There are other vulnerable children whom we care for who manage to breeze through their GCSEs and move on successfully. Things have been more difficult for Lily. She agreed to meet teachers in the cafe of a local supermarket to complete her controlled assessments. All the time, she kept an eye on the door for fear of her father walking in; I’m not sure we can use that as an extenuating circumstance for the examinations board.
In the run-up to exams I asked her mother if there was anything else I could do to support Lily. There wasn’t. She keeps thanking me for the extra work her teachers have emailed home, and for the visits from Lily’s head of year to make sure everything is all right.
Lily’s mum is very like a lot of the women in our community. She is fiercely private and does not accept help easily. She believes that she is doing the best for Lily by keeping her past a secret because this gives her normality. But it doesn’t, because Lily spent years suffering in silence. This doesn’t help her healing.
We have supported all the referrals to child and adolescent mental health services (Camhs), though Lily doesn’t like any of the people she meets and feels patronised. She doesn’t like to think of herself as having a mental health problem; she would rather “sort” things herself.
We provided access to our in-house counsellor, but when Lily’s attendance dropped, we had to offer her place to someone else – we couldn’t waste the money on an unfilled chair when so many other children also need it.
We are all rooting so hard for Lily. Her teachers adore her, are bending over backwards for her, but are worried that if she now doesn’t perform in the GCSEs it will reflect on them, regardless of what I say. That’s how high-stakes it can feel, even if the head is saying don’t worry, the teachers do worry.
There is nothing I can do for Lily besides encourage her to come in to school, take her exams and see if they can help her on to the next stage. We agreed that one of the teachers would drop Lily home after late revision sessions, just to ease her nerves. We have to get her here for all the papers. So far, it’s going OK.
I was reflecting on Lily’s predicament not long ago with a colleague from another school; he asked me why I hadn’t talked her mother into home-educating her so that Lily wouldn’t show up in the all-important attendance and results data. This is abhorrent: to some school leaders, vulnerable children are just something that get in the way of “good data”.
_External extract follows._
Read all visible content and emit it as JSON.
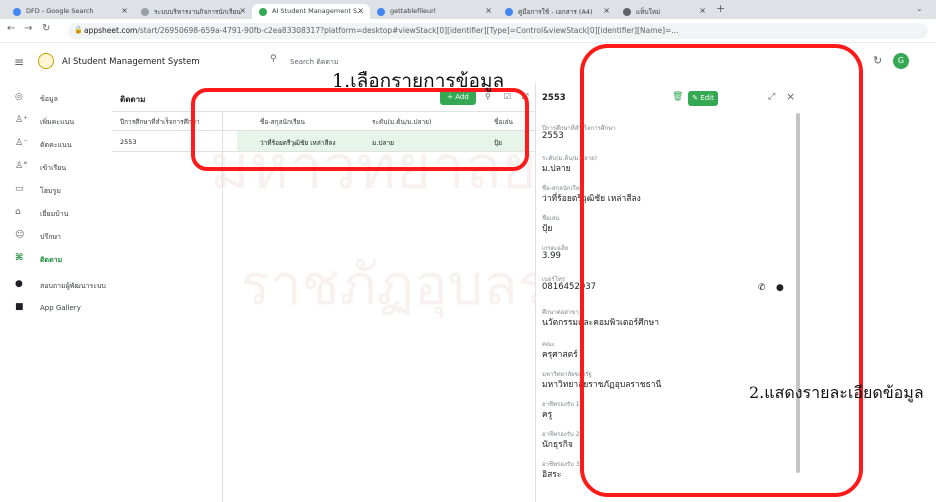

With more and more children struggling with their mental health and with less and less money to provide support for them, I can see an awful lot more children like Lily being home-educated or being sent to unsuitable alternative provision.
Some schools do not want these children. They are not interested in the underlying causes of their poor behaviour whether it is trauma, mental health or learning needs. These children are expensive – staff time, patience, agency involvement, less academic progress and often lower attendance.
There has to be a way to support schools in keeping such children, and turning them into “good data”, because there seem to be fewer school leaders who actually act on their moral purpose.
Some details have been changed to protect identities
In the UK, Samaritans can be contacted on 116 123. In the US, the National Suicide Prevention Hotline is 1-800-273-8255. In Australia, the crisis support service Lifeline is on 13 11 14. Hotlines in other countries can be found here